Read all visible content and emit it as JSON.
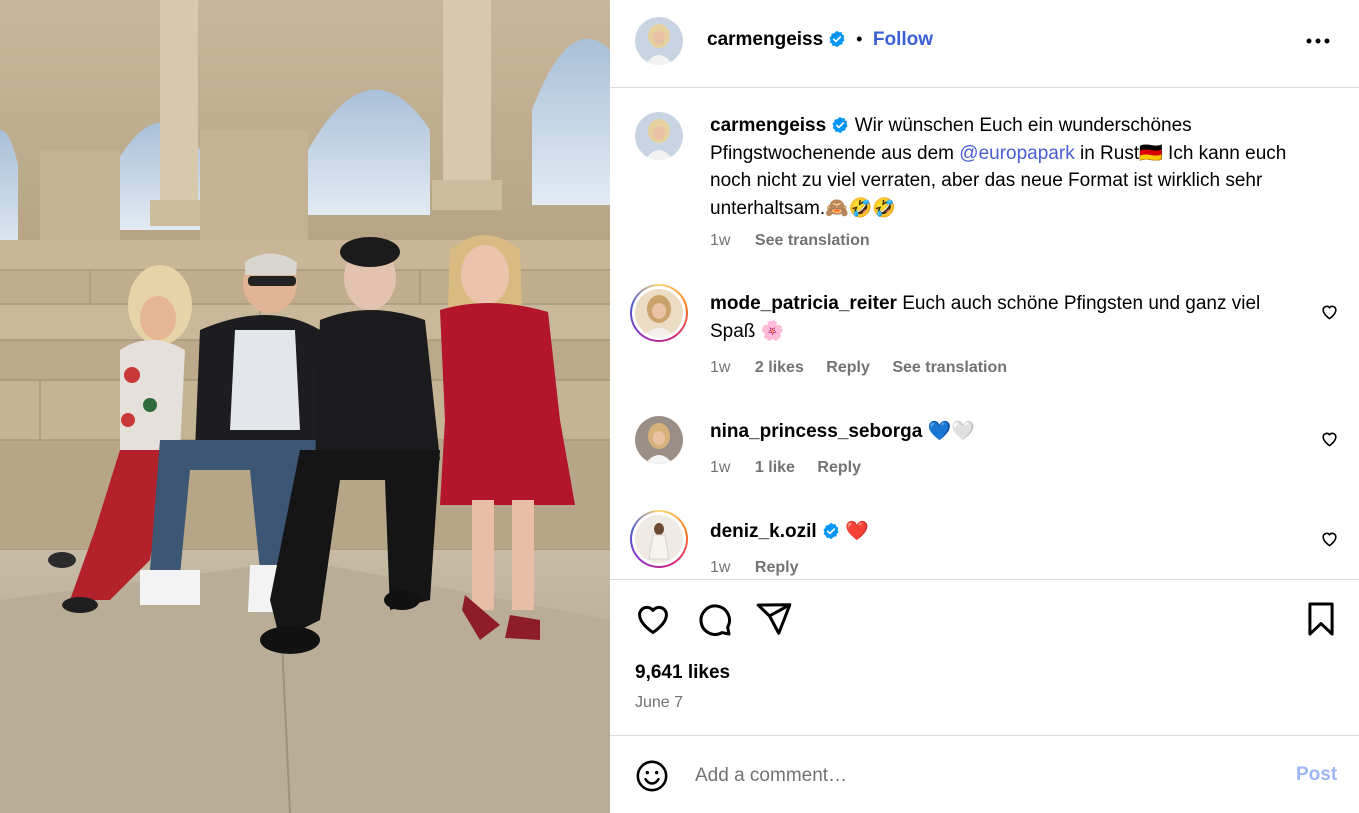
{
  "header": {
    "username": "carmengeiss",
    "separator": "•",
    "follow_label": "Follow",
    "more_icon": "more-options-icon"
  },
  "caption": {
    "username": "carmengeiss",
    "text_before_mention": "Wir wünschen Euch ein wunderschönes Pfingstwochenende aus dem ",
    "mention": "@europapark",
    "text_after_mention": " in Rust🇩🇪 Ich kann euch noch nicht zu viel verraten, aber das neue Format ist wirklich sehr unterhaltsam.🙈🤣🤣",
    "time": "1w",
    "see_translation": "See translation"
  },
  "comments": [
    {
      "username": "mode_patricia_reiter",
      "text": "Euch auch schöne Pfingsten und ganz viel Spaß 🌸",
      "time": "1w",
      "likes": "2 likes",
      "reply": "Reply",
      "see_translation": "See translation"
    },
    {
      "username": "nina_princess_seborga",
      "text": "💙🤍",
      "time": "1w",
      "likes": "1 like",
      "reply": "Reply"
    },
    {
      "username": "deniz_k.ozil",
      "text": "❤️",
      "time": "1w",
      "reply": "Reply"
    }
  ],
  "actions": {
    "like_icon": "heart-icon",
    "comment_icon": "comment-icon",
    "share_icon": "share-icon",
    "save_icon": "bookmark-icon"
  },
  "stats": {
    "likes": "9,641 likes",
    "date": "June 7"
  },
  "comment_box": {
    "emoji_icon": "emoji-icon",
    "placeholder": "Add a comment…",
    "post_label": "Post"
  },
  "colors": {
    "link_blue": "#3b5fd4",
    "mention_blue": "#4a5fd1",
    "muted_gray": "#737373",
    "post_disabled": "#9db6f5",
    "verified_blue": "#0095f6"
  }
}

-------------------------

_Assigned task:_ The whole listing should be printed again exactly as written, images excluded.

_Exercise output:_
Read all visible content and emit it as JSON.
{
  "header": {
    "username": "carmengeiss",
    "separator": "•",
    "follow_label": "Follow",
    "more_icon": "more-options-icon"
  },
  "caption": {
    "username": "carmengeiss",
    "text_before_mention": "Wir wünschen Euch ein wunderschönes Pfingstwochenende aus dem ",
    "mention": "@europapark",
    "text_after_mention": " in Rust🇩🇪 Ich kann euch noch nicht zu viel verraten, aber das neue Format ist wirklich sehr unterhaltsam.🙈🤣🤣",
    "time": "1w",
    "see_translation": "See translation"
  },
  "comments": [
    {
      "username": "mode_patricia_reiter",
      "text": "Euch auch schöne Pfingsten und ganz viel Spaß 🌸",
      "time": "1w",
      "likes": "2 likes",
      "reply": "Reply",
      "see_translation": "See translation"
    },
    {
      "username": "nina_princess_seborga",
      "text": "💙🤍",
      "time": "1w",
      "likes": "1 like",
      "reply": "Reply"
    },
    {
      "username": "deniz_k.ozil",
      "text": "❤️",
      "time": "1w",
      "reply": "Reply"
    }
  ],
  "actions": {
    "like_icon": "heart-icon",
    "comment_icon": "comment-icon",
    "share_icon": "share-icon",
    "save_icon": "bookmark-icon"
  },
  "stats": {
    "likes": "9,641 likes",
    "date": "June 7"
  },
  "comment_box": {
    "emoji_icon": "emoji-icon",
    "placeholder": "Add a comment…",
    "post_label": "Post"
  },
  "colors": {
    "link_blue": "#3b5fd4",
    "mention_blue": "#4a5fd1",
    "muted_gray": "#737373",
    "post_disabled": "#9db6f5",
    "verified_blue": "#0095f6"
  }
}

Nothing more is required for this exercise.